Hong said she thinks she made the right decision leaving Iowa City. Once she established a clientele at a salon, her family sold it, and Hong continued this pattern in Muscatine and Burlington.
With a successful track record and a lot of experience, Hong wanted to open her own salon. However, she did not have enough money to start something on her own, so she looked to the people who always had been there for her.

"My whole family helped me out on this project. They believed in me even though they could've lost a lot of money," said Hong.

At the age of 31 in 2004, Hong opened the Shangri-La Day Spa in Moline.

She had to find trained employees whom she trusted and to build a clientele to support her new business.For every issue she encountered opening her business, Hong remembered all of the struggles her family went through that allowed her to have this opportunity.

"My mom is my hero, so I try to live by what she taught me," Hong said. "I just treated other people how I wanted to be treated, and I knew that I would be accountable for all of my actions."
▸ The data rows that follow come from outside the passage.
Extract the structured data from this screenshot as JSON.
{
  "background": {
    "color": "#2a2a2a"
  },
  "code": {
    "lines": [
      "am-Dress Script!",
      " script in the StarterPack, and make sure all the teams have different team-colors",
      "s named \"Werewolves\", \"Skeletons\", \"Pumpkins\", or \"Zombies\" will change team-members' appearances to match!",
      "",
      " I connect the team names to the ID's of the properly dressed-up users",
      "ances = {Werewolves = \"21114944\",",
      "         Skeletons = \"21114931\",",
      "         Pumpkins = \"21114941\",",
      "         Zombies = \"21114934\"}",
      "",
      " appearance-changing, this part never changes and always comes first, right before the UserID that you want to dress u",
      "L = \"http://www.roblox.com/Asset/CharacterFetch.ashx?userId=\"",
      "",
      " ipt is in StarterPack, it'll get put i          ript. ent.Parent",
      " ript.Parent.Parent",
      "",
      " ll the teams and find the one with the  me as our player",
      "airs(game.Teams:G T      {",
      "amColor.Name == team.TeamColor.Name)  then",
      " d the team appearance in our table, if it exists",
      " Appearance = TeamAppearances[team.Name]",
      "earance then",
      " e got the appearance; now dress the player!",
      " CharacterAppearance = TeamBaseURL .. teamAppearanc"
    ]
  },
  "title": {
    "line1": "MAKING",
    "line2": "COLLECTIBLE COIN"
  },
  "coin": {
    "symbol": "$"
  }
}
Sticking to her mother's advice and sleeping only two hours each night, Hong was able to build a successful business.

"My clients became my friends, and my employees became my second family," she said.
Although she now gets more sleep — about five hours each night — Hong still considers herself a workaholic and said she still does not have much free time.
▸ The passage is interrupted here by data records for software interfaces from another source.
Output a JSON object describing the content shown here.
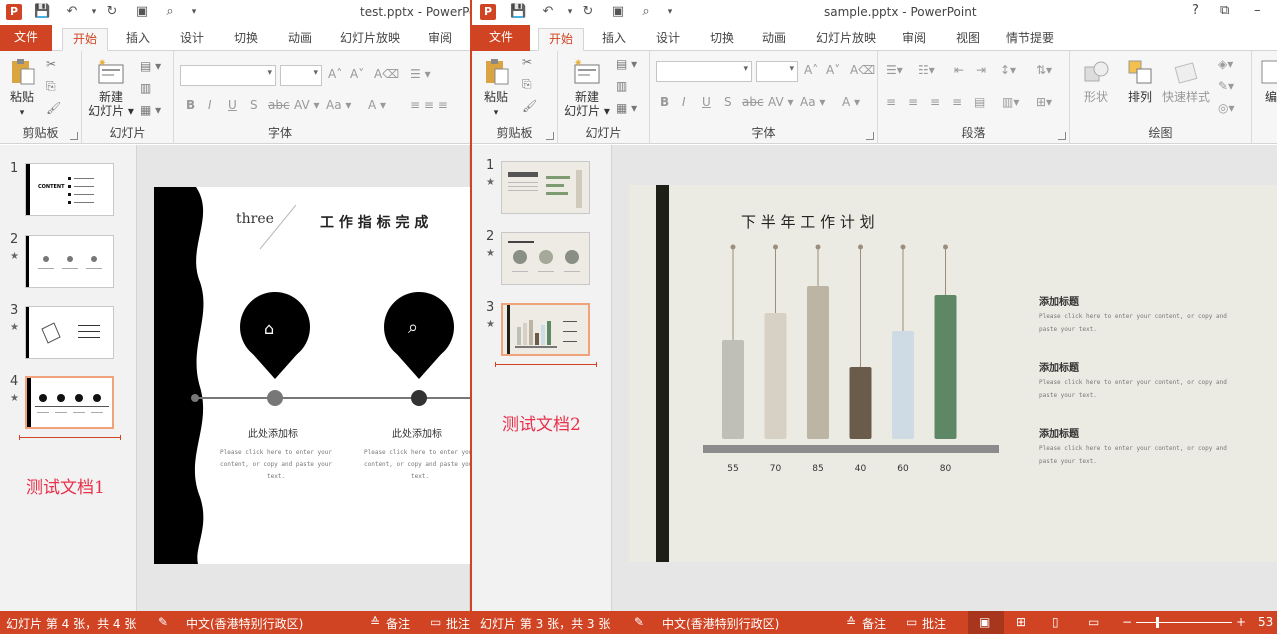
{
  "window1": {
    "title": "test.pptx - PowerPoint",
    "tabs": [
      "文件",
      "开始",
      "插入",
      "设计",
      "切换",
      "动画",
      "幻灯片放映",
      "审阅"
    ],
    "groups": {
      "clipboard": "剪贴板",
      "slides": "幻灯片",
      "font": "字体"
    },
    "buttons": {
      "paste": "粘贴",
      "new_slide_1": "新建",
      "new_slide_2": "幻灯片 ▾"
    },
    "font_tools": [
      "B",
      "I",
      "U",
      "S",
      "abc",
      "AV ▾",
      "Aa ▾",
      "A ▾"
    ],
    "slides": [
      {
        "num": "1"
      },
      {
        "num": "2"
      },
      {
        "num": "3"
      },
      {
        "num": "4"
      }
    ],
    "label": "测试文档1",
    "slide": {
      "word": "three",
      "title": "工 作 指 标 完 成",
      "item_titles": [
        "此处添加标",
        "此处添加标"
      ],
      "item_body": "Please click here to enter your content, or copy and paste your text."
    },
    "status": {
      "slide_info": "幻灯片 第 4 张，共 4 张",
      "lang": "中文(香港特别行政区)",
      "notes": "备注",
      "comments": "批注"
    }
  },
  "window2": {
    "title": "sample.pptx - PowerPoint",
    "controls": [
      "?",
      "⧉",
      "–"
    ],
    "tabs": [
      "文件",
      "开始",
      "插入",
      "设计",
      "切换",
      "动画",
      "幻灯片放映",
      "审阅",
      "视图",
      "情节提要"
    ],
    "groups": {
      "clipboard": "剪贴板",
      "slides": "幻灯片",
      "font": "字体",
      "paragraph": "段落",
      "drawing": "绘图"
    },
    "buttons": {
      "paste": "粘贴",
      "new_slide_1": "新建",
      "new_slide_2": "幻灯片 ▾",
      "shapes": "形状",
      "arrange": "排列",
      "quick_styles": "快速样式",
      "edit": "编"
    },
    "slides": [
      {
        "num": "1"
      },
      {
        "num": "2"
      },
      {
        "num": "3"
      }
    ],
    "label": "测试文档2",
    "slide": {
      "title": "下 半 年 工 作 计 划",
      "side_items": [
        {
          "title": "添加标题",
          "body": "Please click here to enter your content, or copy and paste your text."
        },
        {
          "title": "添加标题",
          "body": "Please click here to enter your content, or copy and paste your text."
        },
        {
          "title": "添加标题",
          "body": "Please click here to enter your content, or copy and paste your text."
        }
      ]
    },
    "status": {
      "slide_info": "幻灯片 第 3 张，共 3 张",
      "lang": "中文(香港特别行政区)",
      "notes": "备注",
      "comments": "批注",
      "zoom": "53"
    }
  },
  "chart_data": {
    "type": "bar",
    "title": "下 半 年 工 作 计 划",
    "categories": [
      "",
      "",
      "",
      "",
      "",
      ""
    ],
    "values": [
      55,
      70,
      85,
      40,
      60,
      80
    ],
    "colors": [
      "#bfbfb8",
      "#d6d1c4",
      "#bdb5a3",
      "#6b5b4b",
      "#cfdbe4",
      "#5e8766"
    ],
    "xlabel": "",
    "ylabel": "",
    "ylim": [
      0,
      100
    ]
  }
}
Now 39, she hopes to adopt a child and continue running her spa while giving back to the community that raised her.

Every February at her spa, Hong co-hosts a "Martinis and Manicures"fundraiser with the Rock Island County Medical Society Alliance. All of the proceeds go to Trinity Medical Center's children's ward.

"I give back because I wouldn't have been able to follow my dream without the help and support from my community," she said.
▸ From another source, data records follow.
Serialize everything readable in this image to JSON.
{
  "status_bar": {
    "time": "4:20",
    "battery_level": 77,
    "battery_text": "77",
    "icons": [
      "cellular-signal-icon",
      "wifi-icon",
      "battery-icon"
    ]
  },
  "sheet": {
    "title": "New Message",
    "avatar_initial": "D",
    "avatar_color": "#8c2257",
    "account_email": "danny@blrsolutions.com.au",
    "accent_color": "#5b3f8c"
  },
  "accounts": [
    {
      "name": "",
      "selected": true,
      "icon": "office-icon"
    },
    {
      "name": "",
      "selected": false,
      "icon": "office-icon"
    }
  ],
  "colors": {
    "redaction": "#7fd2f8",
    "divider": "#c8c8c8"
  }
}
-- Location: Southeastern Asia, bordering the Gulf of Thailand, Gulf of Tonkin, and South China Sea, as well as China, Laos, and Cambodia.

-- Population: 91,519,289 (July 2012 estimate). No. 13 in the world.

-- Languages: Vietnamese (official); English (increasingly favored as a second language); some French, Chinese, and Khmer; mountain area languages (Mon-Khmer and Malayo-Polynesian).

Source: CIA World Factbook.

Local events heading

  Today is Monday, Oct. 20, the 293rd day of 2014. There are 72 days left in the year.

1864 -- 150 years ago: The store of Devoe and Crampton was entered and robbed of about $500 worth of gold pens and pocket cutlery last night.
1889 -- 125 years ago: Michael Malloy was named president of the Tri-City Stone Cutters Union.
1914 -- 100 years ago: Dewitte C. Poole, former Moline newspaperman serving as vice consul general for the United States government in Paris, declared in a letter to friends that the once gay Paris is a city of sadness and desolation.
1939 -- 75 years ago: Plans for the construction of an $80,000 wholesale bakery at 2011 4th Ave. were announced by Harry and Nick Coin, of Rock Island. It is to be known as the Banquet Bakery.
1964 -- 50 years ago: An application has been filed for a state permit to organize a savings and loan association in Moline, it was announced. The applicants are Ben Butterworth, A.B. Lundahl, C. Richard Evans, John Harris, George Crampton and William Getz, all of Moline, Charles Roberts, Rock Island, and Charles Johnson, of Hampton.
1989 -- 25 years ago: Indian summer is quickly disappearing as temperatures slide into the 40s and 50s this week. Last week, highs were in the 80s.

(More History)